Someone drew swastikas on cars on Hutchison St., prompting community members to spread positive messages
The swastikas started showing up Sunday night, scrawled in the snow on cars parked on Hutchinson Street, on the border of Montreal's Mile End and Outremont neighbourhoods.
They were on windows and on windshields, drawn on cars in an area many Hasidic Jews call home, a week after a gunman opened fire on a mosque and killed six people practising their faith.
It didn't take long for some in the neighbourhood to counter that "message of hate," as one community leader called it, with messages of love.
Feig said he wasn't shocked by the news — this isn't the first time he's seen this kind of thing.
Synagogues, kosher bakeries and even election campaign posters have been vandalized with the Nazi party emblem in the past.
"They do it for one reason: just to show you that there's still people out there that hate you, and to make you feel unwanted in this place," he said.
Feig said seeing the symbols in their community makes people feel uncomfortable. He contacted police, who he commended for being quick to respond.
Montreal police say the file has been transferred to their hate crimes section.
A heartening response
Outremont resident Sarah Dorner heard about the incident and said it upset her.
"It was very disappointing because this is our community. It's where we're raising our kids," she said.
<a href="https://twitter.com/hashtag/amour?src=hash">#amour</a> <a href="https://twitter.com/hashtag/outremont?src=hash">#outremont</a> <a href="https://t.co/hUXqrrSztn">pic.twitter.com/hUXqrrSztn</a>—@sarahdorner
Dorner said it's important "for our friends who are targeted by messages of hate, that we remind them that we care about them, and that we're there. We got their back."

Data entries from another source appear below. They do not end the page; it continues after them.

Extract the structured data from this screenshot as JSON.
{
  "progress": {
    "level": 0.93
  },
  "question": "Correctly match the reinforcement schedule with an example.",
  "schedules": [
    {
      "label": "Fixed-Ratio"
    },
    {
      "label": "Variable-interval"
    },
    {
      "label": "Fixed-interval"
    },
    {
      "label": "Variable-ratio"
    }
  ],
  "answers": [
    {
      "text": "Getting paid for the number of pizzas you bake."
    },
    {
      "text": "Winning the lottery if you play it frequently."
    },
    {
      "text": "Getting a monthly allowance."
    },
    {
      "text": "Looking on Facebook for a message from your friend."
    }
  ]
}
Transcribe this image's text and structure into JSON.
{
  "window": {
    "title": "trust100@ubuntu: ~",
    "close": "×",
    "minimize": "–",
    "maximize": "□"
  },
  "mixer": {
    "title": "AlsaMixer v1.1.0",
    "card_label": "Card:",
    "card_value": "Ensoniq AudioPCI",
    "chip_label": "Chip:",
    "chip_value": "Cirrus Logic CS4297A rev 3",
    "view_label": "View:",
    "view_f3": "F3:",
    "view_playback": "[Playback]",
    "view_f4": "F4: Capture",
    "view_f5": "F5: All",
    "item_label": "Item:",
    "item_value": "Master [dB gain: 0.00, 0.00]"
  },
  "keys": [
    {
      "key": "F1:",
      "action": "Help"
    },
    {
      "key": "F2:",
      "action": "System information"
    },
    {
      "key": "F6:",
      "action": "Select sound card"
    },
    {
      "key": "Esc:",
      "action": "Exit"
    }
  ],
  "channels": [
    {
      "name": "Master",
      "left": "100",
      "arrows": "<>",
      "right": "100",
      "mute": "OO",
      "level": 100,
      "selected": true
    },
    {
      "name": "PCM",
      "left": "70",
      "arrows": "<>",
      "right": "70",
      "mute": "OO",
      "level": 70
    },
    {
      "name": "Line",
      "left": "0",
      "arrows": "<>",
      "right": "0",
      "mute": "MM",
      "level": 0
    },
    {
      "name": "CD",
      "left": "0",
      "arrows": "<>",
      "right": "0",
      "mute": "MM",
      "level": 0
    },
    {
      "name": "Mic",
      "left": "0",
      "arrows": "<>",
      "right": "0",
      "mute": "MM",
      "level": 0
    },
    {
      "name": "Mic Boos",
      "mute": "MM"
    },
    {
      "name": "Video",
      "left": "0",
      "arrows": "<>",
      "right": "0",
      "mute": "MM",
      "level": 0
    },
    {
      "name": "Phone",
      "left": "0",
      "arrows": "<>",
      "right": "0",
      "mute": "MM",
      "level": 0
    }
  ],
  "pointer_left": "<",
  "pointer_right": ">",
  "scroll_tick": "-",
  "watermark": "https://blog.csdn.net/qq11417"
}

Feig said the gesture was nice to see.
"I think it's beautiful. We need a lot more Sarahs."
with files from Shaun Malley, CBC Montreal's Daybreak